Another online option that many people use is very specific to poultry. You can purchase your chicks and sometimes breeding pairs from online hatcheries. You place your order on the hatcheries website, they give you the arrival date and your chicks are shipped to your local post office for pickup.
I personally have had a few issues with having chicks shipped by mail, so I tend to lean more towards buying what the feed store has to offer.
(3) Local Feed Store Chick Days
Another way to find poultry specifically is during your local feed store’s chick days. For those of you that don’t know, this is a time in the spring when feed stores have an inventory of adorable chicks in their stores for people to purchase. The downside is that the feedstores usually have limited stock and only a few varieties.
(4) Local Bulletin Boards
Local stores sometimes provide bulletin boards where people can post classified ads. I would check your feed store and vet office for these types of classified ads.
(5) Friends and Local Farms
The most obvious and easy way to find animals in your area is through your homesteading community. Ask friends, folks at farmer’s markets, and local farms about their animals and if they will have any available. This is especially good for buying dairy animals, since you not only are buying an animal but you can usually count on all the information you could need. Learn how to find local food sources here.
Things to Consider to Make Buying Livestock Less Stressful
You have considered all the possibilities and are now on the hunt for livestock to add to your homestead. This is an exciting time but don’t get caught up and impulse-buy the first animal you see for sale. When you are buying an animal, you should do your homework.
(1) Know What Breed is Best For Your Homestead
You should have an idea of what livestock breed is best for your homestead. For example, not all chicken breeds are the same: some can be docile and others a bit aggressive. And if you are comparing dairy cow breeds, you may want to look at the amount of milk a breed produces.
It really depends on what you are looking for when you are buying livestock for your homestead.
(2) Find an Experienced Buyer or Friend to Help
A good place to start is to find someone with experience buying the breed of animals you are interested in and asking them what you should know before taking an animal home. The questions you need to ask may be different depending on what the animal is and what its’ purpose is going to be on your homestead. For example, you probably don’t really care about the milk production of a beef cow or a meat breed chicken’s laying ability.

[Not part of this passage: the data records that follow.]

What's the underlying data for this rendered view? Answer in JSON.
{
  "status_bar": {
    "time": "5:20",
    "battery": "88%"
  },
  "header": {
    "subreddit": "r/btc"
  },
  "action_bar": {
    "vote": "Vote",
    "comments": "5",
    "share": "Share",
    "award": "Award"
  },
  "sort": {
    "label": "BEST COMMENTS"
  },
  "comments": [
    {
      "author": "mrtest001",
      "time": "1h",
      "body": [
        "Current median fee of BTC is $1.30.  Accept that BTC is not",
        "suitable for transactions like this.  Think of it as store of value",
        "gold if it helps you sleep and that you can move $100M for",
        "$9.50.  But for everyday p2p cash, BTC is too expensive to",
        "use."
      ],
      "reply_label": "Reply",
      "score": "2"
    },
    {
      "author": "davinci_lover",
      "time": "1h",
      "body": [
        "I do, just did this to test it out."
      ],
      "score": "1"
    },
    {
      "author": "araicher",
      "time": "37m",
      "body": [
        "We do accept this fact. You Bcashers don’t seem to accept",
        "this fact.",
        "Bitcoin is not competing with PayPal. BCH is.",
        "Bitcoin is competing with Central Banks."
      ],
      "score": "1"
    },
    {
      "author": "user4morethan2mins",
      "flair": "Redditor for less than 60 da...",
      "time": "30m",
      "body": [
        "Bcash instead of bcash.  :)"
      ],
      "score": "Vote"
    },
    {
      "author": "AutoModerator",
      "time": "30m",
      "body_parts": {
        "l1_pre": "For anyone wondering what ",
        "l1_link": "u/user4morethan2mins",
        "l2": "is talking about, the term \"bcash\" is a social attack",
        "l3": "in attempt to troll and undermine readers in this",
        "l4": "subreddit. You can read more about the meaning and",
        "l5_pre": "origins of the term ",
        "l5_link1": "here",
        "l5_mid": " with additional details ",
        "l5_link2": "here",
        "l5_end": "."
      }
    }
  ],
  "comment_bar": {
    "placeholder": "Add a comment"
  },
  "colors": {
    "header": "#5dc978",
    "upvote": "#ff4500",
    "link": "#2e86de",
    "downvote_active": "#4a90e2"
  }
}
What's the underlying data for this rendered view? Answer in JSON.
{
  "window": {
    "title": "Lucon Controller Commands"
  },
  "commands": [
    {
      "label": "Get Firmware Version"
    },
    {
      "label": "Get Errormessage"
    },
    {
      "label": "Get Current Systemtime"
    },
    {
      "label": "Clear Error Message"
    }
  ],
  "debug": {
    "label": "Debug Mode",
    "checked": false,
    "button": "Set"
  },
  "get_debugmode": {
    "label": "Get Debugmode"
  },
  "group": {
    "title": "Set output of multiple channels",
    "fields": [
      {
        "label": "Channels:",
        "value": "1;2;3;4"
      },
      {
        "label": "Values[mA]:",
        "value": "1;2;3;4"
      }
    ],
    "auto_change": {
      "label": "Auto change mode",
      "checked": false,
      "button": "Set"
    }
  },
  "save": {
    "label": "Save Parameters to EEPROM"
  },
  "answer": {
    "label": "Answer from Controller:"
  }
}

(3) Check if the Animal is from a Clean Herd
There are different diseases that each species can be tested for annually. A clean herd means that your potential animal’s herd has been tested and is disease-free as of the testing date. Each species has its own different tests and diseases that are looked for. For example, it is common for goats herds to be tested for CAE and CL which are highly contagious incurable diseases.
Also, if you already have some livestock at home and you’re bringing in new animals, make sure you quarantine the newbies for a bit so that you know for sure that they aren’t bringing new diseases to your homestead.

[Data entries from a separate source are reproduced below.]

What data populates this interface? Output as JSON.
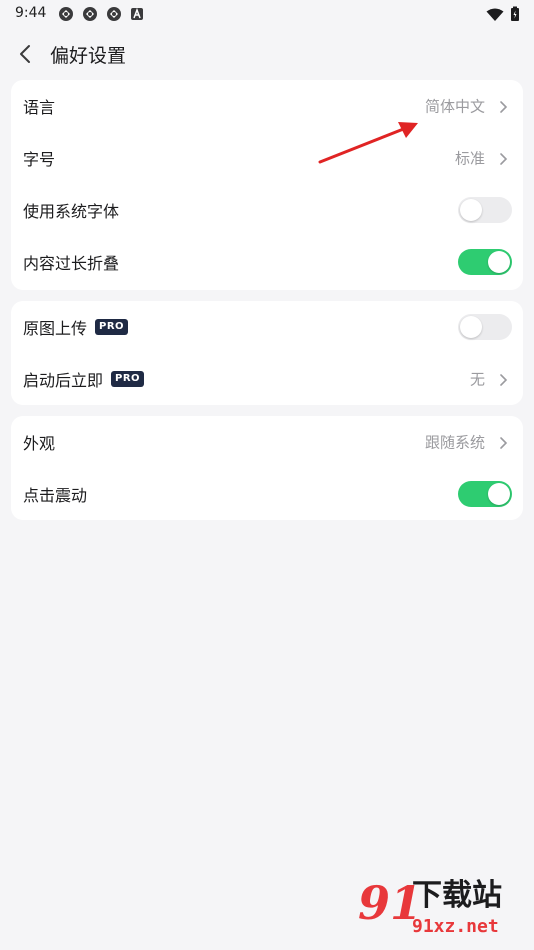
{
  "status_bar": {
    "time": "9:44",
    "notification_icons": [
      "sync-icon",
      "sync-icon",
      "sync-icon",
      "a-letter-icon"
    ],
    "right_icons": [
      "wifi-icon",
      "battery-icon"
    ]
  },
  "header": {
    "title": "偏好设置",
    "back_icon": "chevron-left-icon"
  },
  "groups": [
    {
      "rows": [
        {
          "label": "语言",
          "value": "简体中文",
          "control": "link"
        },
        {
          "label": "字号",
          "value": "标准",
          "control": "link"
        },
        {
          "label": "使用系统字体",
          "control": "toggle",
          "on": false
        },
        {
          "label": "内容过长折叠",
          "control": "toggle",
          "on": true
        }
      ]
    },
    {
      "rows": [
        {
          "label": "原图上传",
          "badge": "PRO",
          "control": "toggle",
          "on": false
        },
        {
          "label": "启动后立即",
          "badge": "PRO",
          "value": "无",
          "control": "link"
        }
      ]
    },
    {
      "rows": [
        {
          "label": "外观",
          "value": "跟随系统",
          "control": "link"
        },
        {
          "label": "点击震动",
          "control": "toggle",
          "on": true
        }
      ]
    }
  ],
  "watermark": {
    "number": "91",
    "text": "下载站",
    "url": "91xz.net"
  },
  "colors": {
    "background": "#f5f5f7",
    "card": "#ffffff",
    "toggle_on": "#2ecc71",
    "toggle_off": "#ececee",
    "secondary_text": "#9b9b9f",
    "pro_badge": "#1f2a44",
    "annotation_arrow": "#e02424",
    "watermark_red": "#e8383b"
  }
}
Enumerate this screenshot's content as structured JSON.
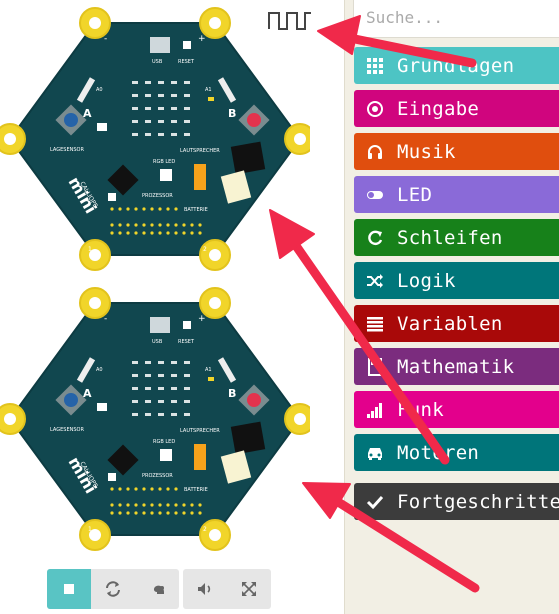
{
  "simulator": {
    "boards": [
      {
        "brand_line1": "CALLIOPE",
        "brand_line2": "mini",
        "labels": {
          "usb": "USB",
          "reset": "RESET",
          "a0": "A0",
          "a1": "A1",
          "button_a": "A",
          "button_b": "B",
          "plus": "+",
          "minus": "-",
          "lagesensor": "LAGESENSOR",
          "lautsprecher": "LAUTSPRECHER",
          "rgb_led": "RGB LED",
          "prozessor": "PROZESSOR",
          "batterie": "BATTERIE",
          "pin0": "0",
          "pin1": "1",
          "pin2": "2",
          "pin3": "3"
        }
      },
      {
        "brand_line1": "CALLIOPE",
        "brand_line2": "mini",
        "labels": {
          "usb": "USB",
          "reset": "RESET",
          "a0": "A0",
          "a1": "A1",
          "button_a": "A",
          "button_b": "B",
          "plus": "+",
          "minus": "-",
          "lagesensor": "LAGESENSOR",
          "lautsprecher": "LAUTSPRECHER",
          "rgb_led": "RGB LED",
          "prozessor": "PROZESSOR",
          "batterie": "BATTERIE",
          "pin0": "0",
          "pin1": "1",
          "pin2": "2",
          "pin3": "3"
        }
      }
    ],
    "toolbar": {
      "buttons": [
        {
          "icon": "stop-icon",
          "active": true
        },
        {
          "icon": "restart-icon",
          "active": false
        },
        {
          "icon": "slow-motion-icon",
          "active": false
        },
        {
          "icon": "mute-icon",
          "active": false
        },
        {
          "icon": "fullscreen-icon",
          "active": false
        }
      ]
    },
    "waveform_icon": "square-wave-icon"
  },
  "toolbox": {
    "search": {
      "value": "",
      "placeholder": "Suche..."
    },
    "categories": [
      {
        "label": "Grundlagen",
        "icon": "grid-icon",
        "color": "#1e90ff"
      },
      {
        "label": "Eingabe",
        "icon": "radio-icon",
        "color": "#d400d4"
      },
      {
        "label": "Musik",
        "icon": "headphones-icon",
        "color": "#e63022"
      },
      {
        "label": "LED",
        "icon": "toggle-icon",
        "color": "#5c2d91"
      },
      {
        "label": "Schleifen",
        "icon": "refresh-icon",
        "color": "#00aa00"
      },
      {
        "label": "Logik",
        "icon": "shuffle-icon",
        "color": "#00a4a6"
      },
      {
        "label": "Variablen",
        "icon": "list-icon",
        "color": "#dc143c"
      },
      {
        "label": "Mathematik",
        "icon": "calculator-icon",
        "color": "#9400d3"
      },
      {
        "label": "Funk",
        "icon": "signal-icon",
        "color": "#e3008c"
      },
      {
        "label": "Motoren",
        "icon": "car-icon",
        "color": "#00a4a6"
      },
      {
        "label": "Fortgeschritten",
        "icon": "chevron-icon",
        "color": "#3c3c3c"
      }
    ],
    "category_colors_rendered": [
      "#4dc4c4",
      "#d0057e",
      "#e04e0e",
      "#8a6ad8",
      "#17811a",
      "#00767a",
      "#a90909",
      "#7b2c7e",
      "#e3008c",
      "#00757a",
      "#3c3c3c"
    ]
  },
  "annotations": {
    "arrow_color": "#f0294a"
  }
}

(4) Registered or Unregistered Animals
Having registered stock isn’t always an important thing to look for, but if you are buying dairy animals, the babies will probably eventually need to be sold. It sometimes can be easier to sell purebred animals and the registration is proof on paper. For example, in our first year of homesteading, we bred our milk cow to a beef bull, so the resulting baby was a brown swiss cross, and there wasn’t much of a market for half-dairy, half-beef cows. The following year we used Artificial Insemination to get a pure brown swiss calf and it was amazing how quickly it sold.
Are You Ready to Buy Livestock for Your Homestead?

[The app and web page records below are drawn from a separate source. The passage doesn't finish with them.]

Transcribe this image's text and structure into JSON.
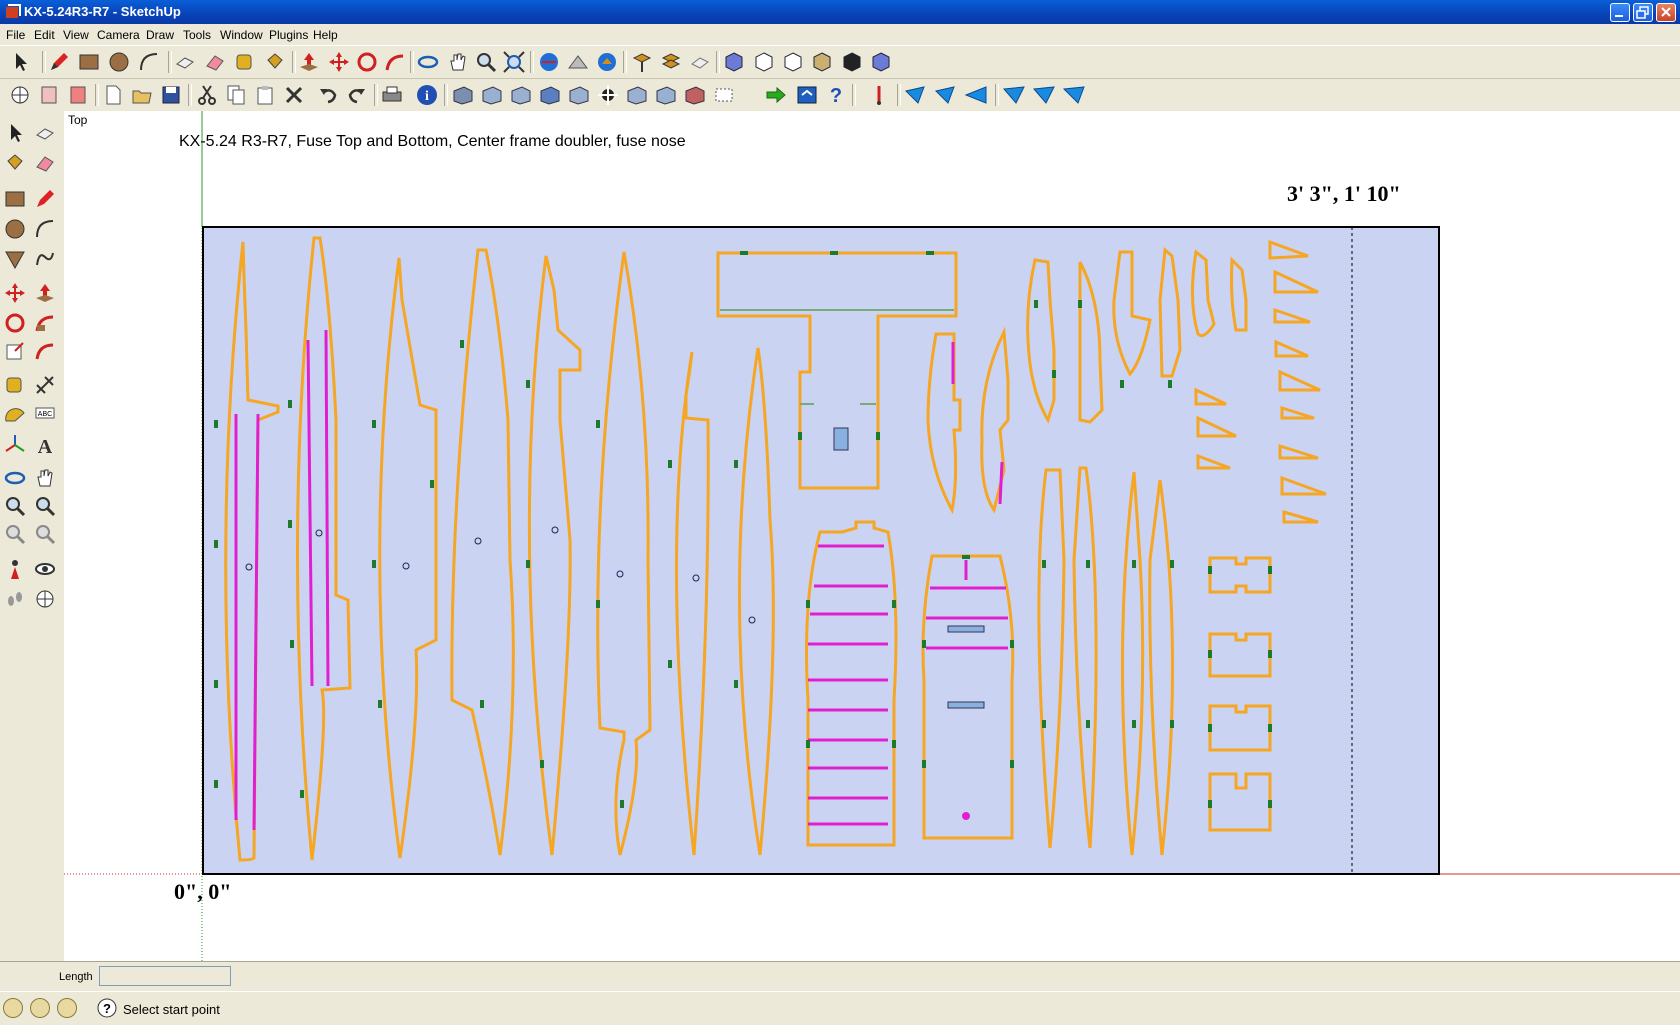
{
  "window": {
    "title": "KX-5.24R3-R7 - SketchUp"
  },
  "menu": [
    "File",
    "Edit",
    "View",
    "Camera",
    "Draw",
    "Tools",
    "Window",
    "Plugins",
    "Help"
  ],
  "viewport": {
    "view_label": "Top",
    "drawing_title": "KX-5.24 R3-R7, Fuse Top and Bottom, Center frame doubler, fuse nose",
    "corner_upper_right": "3' 3\", 1' 10\"",
    "corner_lower_left": "0\", 0\""
  },
  "vcb": {
    "label": "Length",
    "value": ""
  },
  "status": {
    "text": "Select start point"
  },
  "colors": {
    "sheet_fill": "#cbd3f3",
    "part_outline": "#f5a623",
    "tab_marker": "#1d7a2c",
    "slot_line": "#e020d0",
    "title_bar": "#0a4fd0"
  },
  "toolbar_icons": [
    "select-icon",
    "pencil-icon",
    "rectangle-icon",
    "circle-icon",
    "arc-icon",
    "make-component-icon",
    "eraser-icon",
    "tape-measure-icon",
    "paint-bucket-icon",
    "push-pull-icon",
    "move-icon",
    "rotate-icon",
    "follow-me-icon",
    "orbit-icon",
    "pan-icon",
    "zoom-icon",
    "zoom-extents-icon",
    "get-models-icon",
    "share-model-icon",
    "share-component-icon",
    "section-plane-icon",
    "display-section-icon",
    "add-location-icon",
    "iso-view-icon",
    "top-view-icon",
    "front-view-icon",
    "right-view-icon",
    "back-view-icon",
    "left-view-icon"
  ]
}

Making the decision to add livestock to your homestead can be an exciting time for you and your family. But before you bring home your animals, be sure you consider every aspect and do your homework. There is no one size fits all solution when it comes to what animals are best for homesteading. Your decisions should be based on your area, what you are allowed to add, and what you are able to provide for your livestock.